"Nearly 80,000 tons of sunflower oil are consumed on the domestic market, plus 40,000 tons of imports. Part of the sunflower oil is not used in everyday life, but goes to industrial purposes," Yani Yanev, chairman of the Oilseed Oil Producers' Association in Bulgaria, told Capital Weekly. According to him, if the companies work at the same pace and exports stay at the same levels, about 500,000 tons of sunflower seed will remain in the country by the time of the new harvest.
Although the register of the Bulgarian Food Safety Agency includes 109 companies processing and/or bottling vegetable oils, the number of large and medium producers stands around 15, and they work mainly for export. Many small sunflower oil mills meet the needs of the region in which they are located.
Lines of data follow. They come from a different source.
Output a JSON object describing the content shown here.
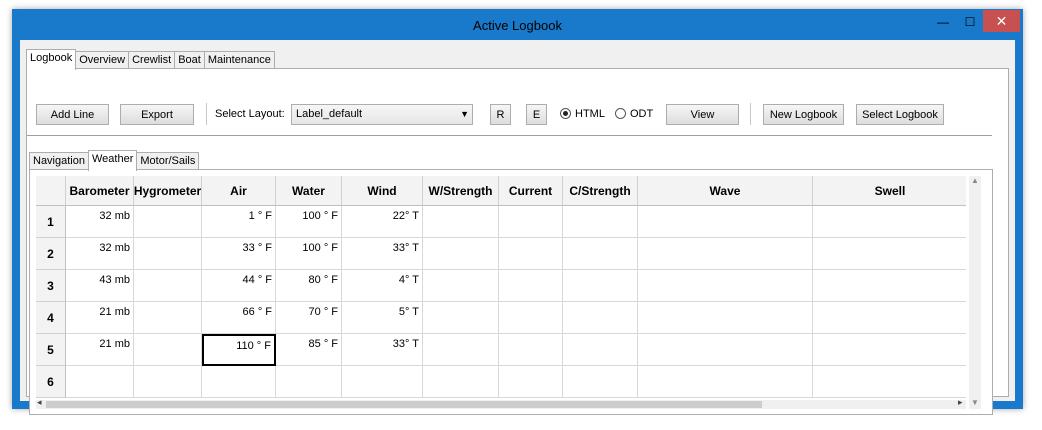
{
  "window": {
    "title": "Active Logbook",
    "minimize": "—",
    "maximize": "☐",
    "close": "✕"
  },
  "tabs": [
    "Logbook",
    "Overview",
    "Crewlist",
    "Boat",
    "Maintenance"
  ],
  "toolbar": {
    "add_line": "Add Line",
    "export": "Export",
    "select_layout_label": "Select Layout:",
    "layout_value": "Label_default",
    "r_button": "R",
    "e_button": "E",
    "html_label": "HTML",
    "odt_label": "ODT",
    "view": "View",
    "new_logbook": "New Logbook",
    "select_logbook": "Select Logbook"
  },
  "subtabs": [
    "Navigation",
    "Weather",
    "Motor/Sails"
  ],
  "grid": {
    "columns": [
      "Barometer",
      "Hygrometer",
      "Air",
      "Water",
      "Wind",
      "W/Strength",
      "Current",
      "C/Strength",
      "Wave",
      "Swell"
    ],
    "rows": [
      {
        "num": "1",
        "cells": [
          "32 mb",
          "",
          "1 ° F",
          "100 ° F",
          "22° T",
          "",
          "",
          "",
          "",
          ""
        ]
      },
      {
        "num": "2",
        "cells": [
          "32 mb",
          "",
          "33 ° F",
          "100 ° F",
          "33° T",
          "",
          "",
          "",
          "",
          ""
        ]
      },
      {
        "num": "3",
        "cells": [
          "43 mb",
          "",
          "44 ° F",
          "80 ° F",
          "4° T",
          "",
          "",
          "",
          "",
          ""
        ]
      },
      {
        "num": "4",
        "cells": [
          "21 mb",
          "",
          "66 ° F",
          "70 ° F",
          "5° T",
          "",
          "",
          "",
          "",
          ""
        ]
      },
      {
        "num": "5",
        "cells": [
          "21 mb",
          "",
          "110 ° F",
          "85 ° F",
          "33° T",
          "",
          "",
          "",
          "",
          ""
        ]
      },
      {
        "num": "6",
        "cells": [
          "",
          "",
          "",
          "",
          "",
          "",
          "",
          "",
          "",
          ""
        ]
      }
    ]
  }
}
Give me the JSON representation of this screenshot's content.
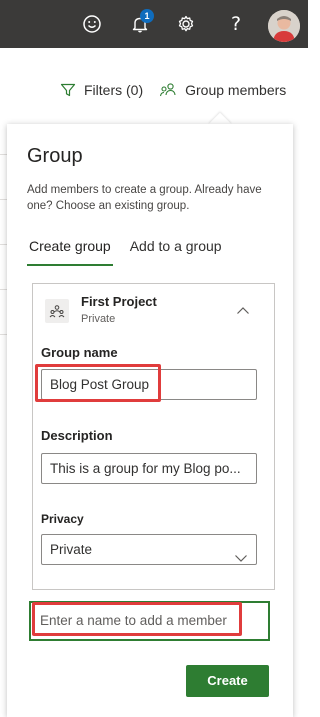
{
  "topbar": {
    "notification_count": "1",
    "icons": [
      "smiley-icon",
      "bell-icon",
      "gear-icon",
      "help-icon",
      "avatar"
    ],
    "background_color": "#3b3a39"
  },
  "toolbar": {
    "filters_label": "Filters (0)",
    "group_members_label": "Group members"
  },
  "panel": {
    "title": "Group",
    "description": "Add members to create a group. Already have one? Choose an existing group.",
    "tabs": [
      {
        "label": "Create group",
        "active": true
      },
      {
        "label": "Add to a group",
        "active": false
      }
    ],
    "project": {
      "name": "First Project",
      "privacy_label": "Private"
    },
    "group_name": {
      "label": "Group name",
      "value": "Blog Post Group"
    },
    "description_field": {
      "label": "Description",
      "value": "This is a group for my Blog po..."
    },
    "privacy": {
      "label": "Privacy",
      "selected": "Private"
    },
    "member_input": {
      "placeholder": "Enter a name to add a member"
    },
    "create_label": "Create"
  },
  "colors": {
    "accent": "#2e7d32",
    "highlight": "#e03c3c",
    "badge": "#0f6cbd"
  }
}
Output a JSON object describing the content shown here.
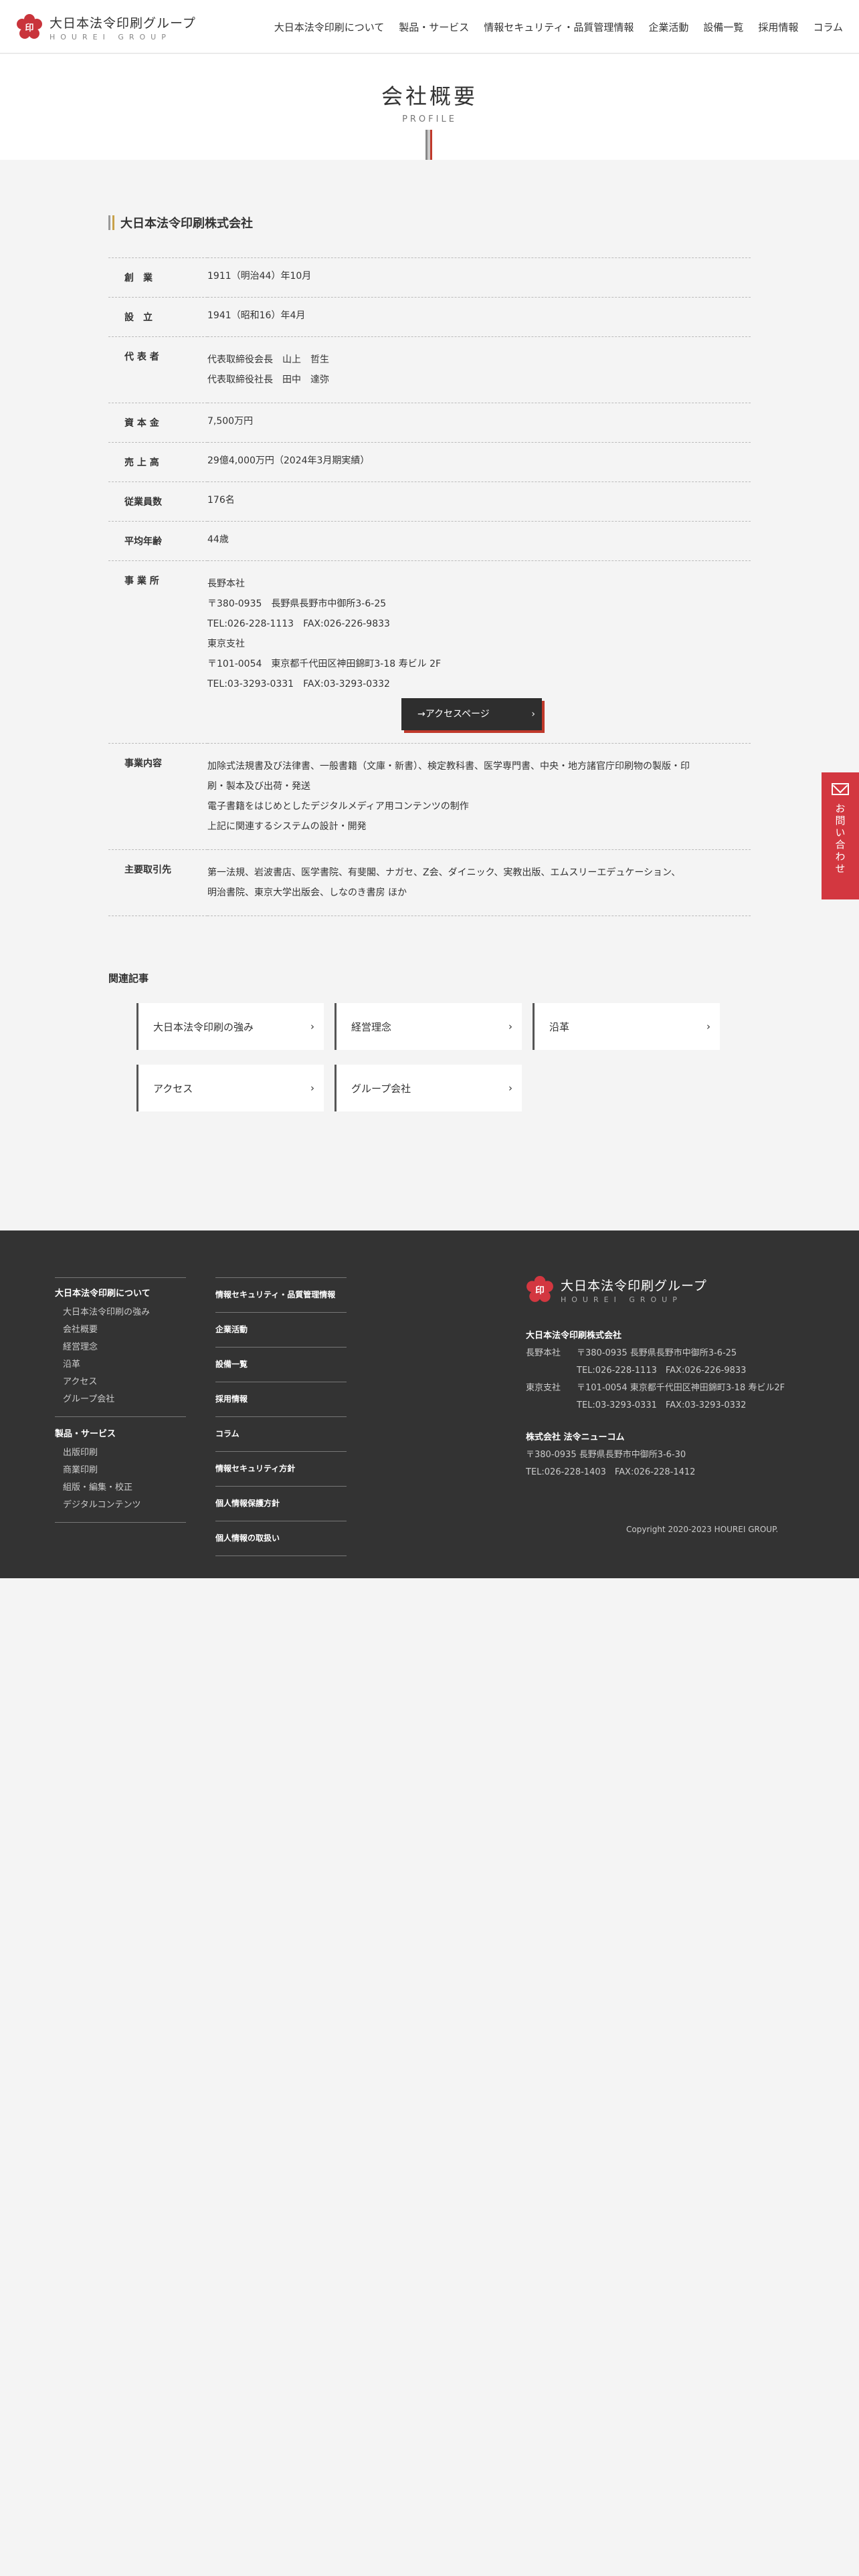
{
  "brand": {
    "name": "大日本法令印刷グループ",
    "sub": "HOUREI GROUP",
    "accent": "#c0392b"
  },
  "nav": [
    "大日本法令印刷について",
    "製品・サービス",
    "情報セキュリティ・品質管理情報",
    "企業活動",
    "設備一覧",
    "採用情報",
    "コラム"
  ],
  "page": {
    "title": "会社概要",
    "subtitle": "PROFILE"
  },
  "company": {
    "name": "大日本法令印刷株式会社",
    "rows": [
      {
        "label": "創　業",
        "lines": [
          "1911（明治44）年10月"
        ]
      },
      {
        "label": "設　立",
        "lines": [
          "1941（昭和16）年4月"
        ]
      },
      {
        "label": "代 表 者",
        "lines": [
          "代表取締役会長　山上　哲生",
          "代表取締役社長　田中　達弥"
        ]
      },
      {
        "label": "資 本 金",
        "lines": [
          "7,500万円"
        ]
      },
      {
        "label": "売 上 高",
        "lines": [
          "29億4,000万円（2024年3月期実績）"
        ]
      },
      {
        "label": "従業員数",
        "lines": [
          "176名"
        ]
      },
      {
        "label": "平均年齢",
        "lines": [
          "44歳"
        ]
      },
      {
        "label": "事 業 所",
        "lines": [
          "長野本社",
          "〒380-0935　長野県長野市中御所3-6-25",
          "TEL:026-228-1113　FAX:026-226-9833",
          "東京支社",
          "〒101-0054　東京都千代田区神田錦町3-18 寿ビル 2F",
          "TEL:03-3293-0331　FAX:03-3293-0332"
        ]
      },
      {
        "label": "事業内容",
        "lines": [
          "加除式法規書及び法律書、一般書籍（文庫・新書）、検定教科書、医学専門書、中央・地方諸官庁印刷物の製版・印",
          "刷・製本及び出荷・発送",
          "電子書籍をはじめとしたデジタルメディア用コンテンツの制作",
          "上記に関連するシステムの設計・開発"
        ]
      },
      {
        "label": "主要取引先",
        "lines": [
          "第一法規、岩波書店、医学書院、有斐閣、ナガセ、Z会、ダイニック、実教出版、エムスリーエデュケーション、",
          "明治書院、東京大学出版会、しなのき書房 ほか"
        ]
      }
    ],
    "access_button": "→アクセスページ"
  },
  "related": {
    "title": "関連記事",
    "items": [
      "大日本法令印刷の強み",
      "経営理念",
      "沿革",
      "アクセス",
      "グループ会社"
    ]
  },
  "side_contact": {
    "label": "お問い合わせ"
  },
  "footer": {
    "col1": [
      {
        "head": "大日本法令印刷について",
        "items": [
          "大日本法令印刷の強み",
          "会社概要",
          "経営理念",
          "沿革",
          "アクセス",
          "グループ会社"
        ]
      },
      {
        "head": "製品・サービス",
        "items": [
          "出版印刷",
          "商業印刷",
          "組版・編集・校正",
          "デジタルコンテンツ"
        ]
      }
    ],
    "col2": [
      "情報セキュリティ・品質管理情報",
      "企業活動",
      "設備一覧",
      "採用情報",
      "コラム",
      "情報セキュリティ方針",
      "個人情報保護方針",
      "個人情報の取扱い"
    ],
    "company1": {
      "name": "大日本法令印刷株式会社",
      "rows": [
        {
          "label": "長野本社",
          "lines": [
            "〒380-0935 長野県長野市中御所3-6-25",
            "TEL:026-228-1113　FAX:026-226-9833"
          ]
        },
        {
          "label": "東京支社",
          "lines": [
            "〒101-0054 東京都千代田区神田錦町3-18 寿ビル2F",
            "TEL:03-3293-0331　FAX:03-3293-0332"
          ]
        }
      ]
    },
    "company2": {
      "name": "株式会社 法令ニューコム",
      "lines": [
        "〒380-0935 長野県長野市中御所3-6-30",
        "TEL:026-228-1403　FAX:026-228-1412"
      ]
    },
    "copyright": "Copyright 2020-2023 HOUREI GROUP."
  }
}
The top producer is Oliva, which, however, does not produce cooking oil for the Bulgarian market. Thus, the main players in the domestic market are Class, Papas, Biser Oliva. Currently, there are no financial data for 2021, but the reports in recent years show an upward trend in business. Total annual revenues of the companies in the sector reach 2 billion levs in 2020 (probably not only from sunflower oil production) and a total profit of 90 million levs. In addition, factory workers are not so many - nearly 2,000 people in the 15 companies.
The issue with the prices
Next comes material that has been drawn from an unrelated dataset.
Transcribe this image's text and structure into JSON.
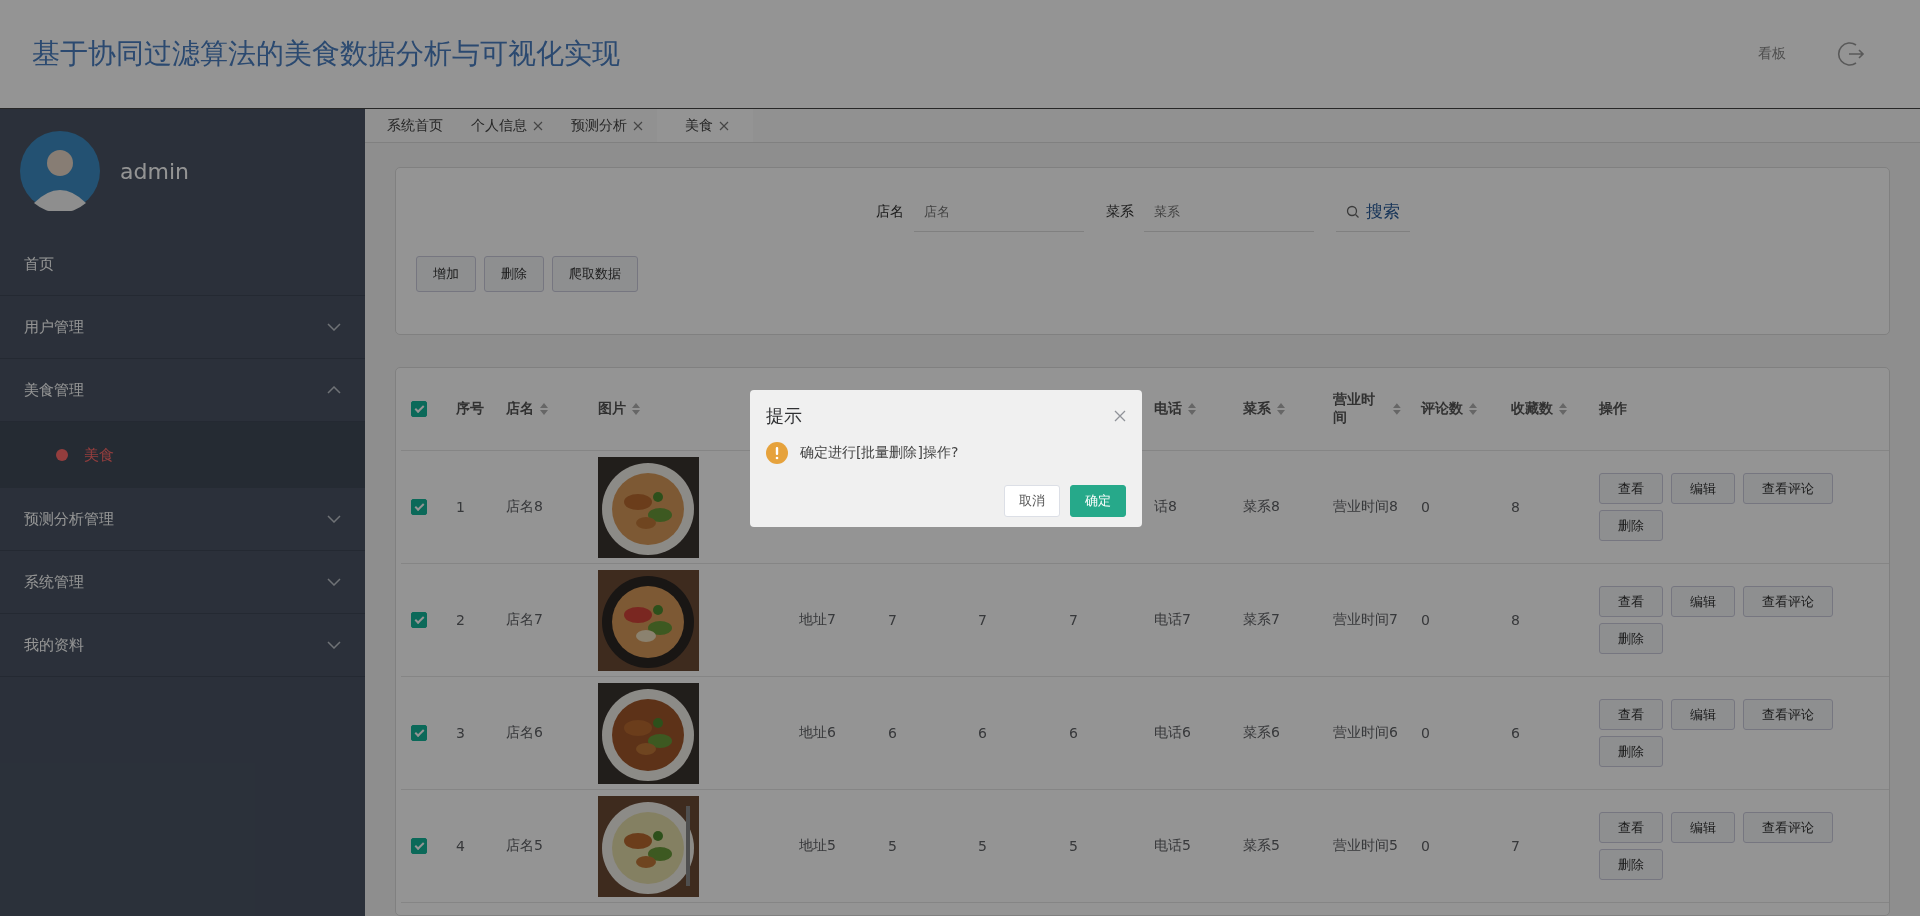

The price of sunflower oil fluctuates over the years, but the more noticeable rise began in 2020 due to the poor harvest as a result of bad weather conditions.
Representatives of the sector estimate that over 80% of the cost of a litre of sunflower oil depends on the price of sunflower seed. The other factors are production costs (for pressing, extraction, refining), costs for packaging, transport and distribution, wages, taxes, profit.
The cost of producing a litre of sunflower oil has almost doubled since the end of 2021, and we trade in commodities, people in the sector said.
For companies bottling for the Bulgarian market, the wholesale price per ton of sunflower oil should be supplemented by a refining premium (for example about $200 per ton), plus all kinds of marketing and, transport costs, etc. Thus, a price of 5 levs per litre sounds normal for the current state of the market, according to estimates by representatives of the sector.
The future and the state turmoil
"We do not expect a big rise in sunflower oil prices on global markets. We expect the market to calm down. The current price of $1,900 per ton of sunflower oil stands $200 above the price of March 2021 and $500-600 lower than the first half of March 2022,", commented Oliva's Angel Georgiev.
This means that sunflower oil today does not have to be much more expensive than it was a year ago. And if the price remains high only in Bulgaria, imports from Romania will immediately follow.
The owner of Oliva is sure that there can be no deficit of sunflower oil in Bulgaria, but a possible ban on exports will be detrimental to the entire industry and will be accompanied by numerous bankruptcies. According to Georgiev's estimates, by the new harvesting season starting on August 1 the country will have in stock 200,000 tons of sunflower oil or 470,000 tons of sunflower seed.
A small unknown in the equation is the government's initiative to boost the state reserves with huge quantities of wheat, corn and sunflower worth over 1 billion levs in total. This is an operation that raises eyebrows among sunflower oil producers. First, because all the sites for storing these commodities have to meet specific requirements regarding ventilation, temperature, humidity, etc. And secondly, why not increase the reserves by purchasing sunflower oil which is easier to store and faster to use when needed?
The only reasonable intervention by the state would be to investigate whether there is a cartel in the domestic market. But the capacity of the Commission for Protection of Competition's to carry out an in-depth inspection is questionable.